Dale O.

Oh, oh, it has really come down to this...that I can actually agree with Mark D on something, (leaving out his usual misanthropic hyperbole on overdrive that is,) can I stand the strain? Kyle N said: "It has nothing to do with GMO in any way." I would say that neonicotinoid pesticides have something to do with the demise of so many bees.

"Unfortunately for Monsanto & Co, and as most beekeepers and academics will say, the varroa mite has been around a long time, predating dramatic bee declines in U.S. that started in 2006. While mites no doubt affect bee colonies, they are unlikely the primary driver of population declines. There is a correlation, however, between the introduction of neonicotinoid pesticides (or neonics) on the market and bee die-offs. Independent studies show — and beekeepers corroborate from hands-on experience — that these pesticides weaken bees' immune systems, likely damaging their resistance to common challenges like the varroa mite."

Dale O.

Kyle N said: "GMO has allowed farmers to cut the amount of chemicals that are used. BT corn is more than welcome because it allows a defense against corn borer, rootworm which basically eliminates the need for an insecticide."

I don't agree. There are differing opinions on this, however, I don't trust Monsanto and Ilk.

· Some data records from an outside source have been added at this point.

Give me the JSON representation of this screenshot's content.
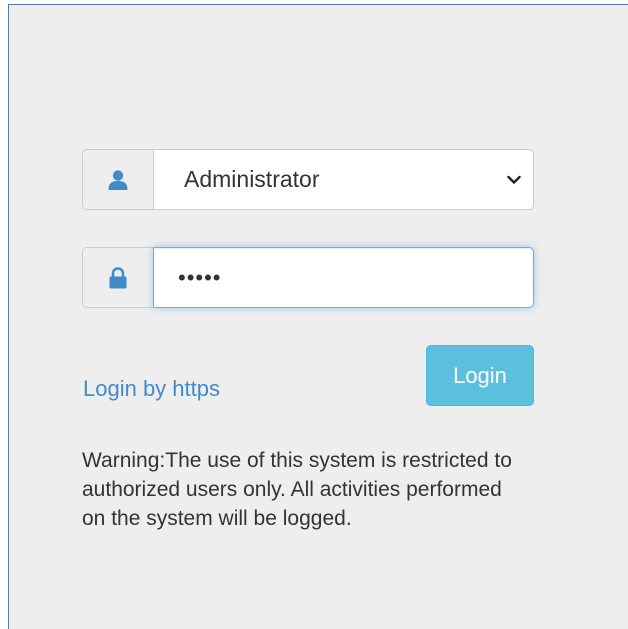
{
  "login_form": {
    "user_select": {
      "selected_value": "Administrator",
      "icon": "user-icon"
    },
    "password": {
      "value": "•••••",
      "icon": "lock-icon"
    },
    "login_button_label": "Login",
    "https_link_label": "Login by https",
    "warning_text": "Warning:The use of this system is restricted to authorized users only. All activities performed on the system will be logged."
  },
  "colors": {
    "panel_bg": "#eeeeee",
    "icon_blue": "#428bca",
    "button_bg": "#5bc0de",
    "link": "#428bca",
    "focus_border": "#66afe9"
  }
}
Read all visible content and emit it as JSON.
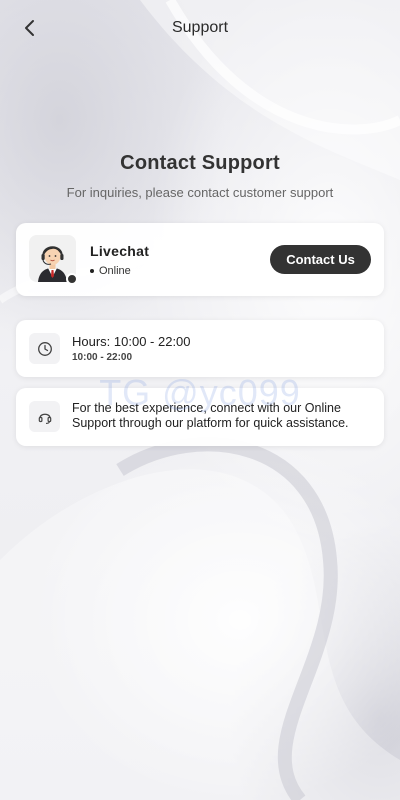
{
  "header": {
    "title": "Support",
    "back_icon": "chevron-left-icon"
  },
  "intro": {
    "title": "Contact Support",
    "subtitle": "For inquiries, please contact customer support"
  },
  "livechat": {
    "name": "Livechat",
    "status": "Online",
    "button_label": "Contact Us",
    "avatar_icon": "support-agent-avatar"
  },
  "hours": {
    "main": "Hours: 10:00 - 22:00",
    "sub": "10:00 - 22:00",
    "icon": "clock-icon"
  },
  "info": {
    "text": "For the best experience, connect with our Online Support through our platform for quick assistance.",
    "icon": "headset-icon"
  },
  "watermark": "TG @yc099",
  "colors": {
    "button_bg": "#333333",
    "background": "#eeeef2",
    "watermark": "#7896e1"
  }
}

"Before biotech came on the market, we had one airplane in the county to do all the aerial spraying," said McAllister. "Now they bring in seven or eight. We've got the same acreage of crops. They're just spraying more." He added that he's seen a rise in the number of children with autism, allergies and cancer around his hometown of Mount Pleasant, Iowa. Most of the air and rain samples recently collected in Iowa as part of a study contained glyphosate, the active ingredient in Roundup."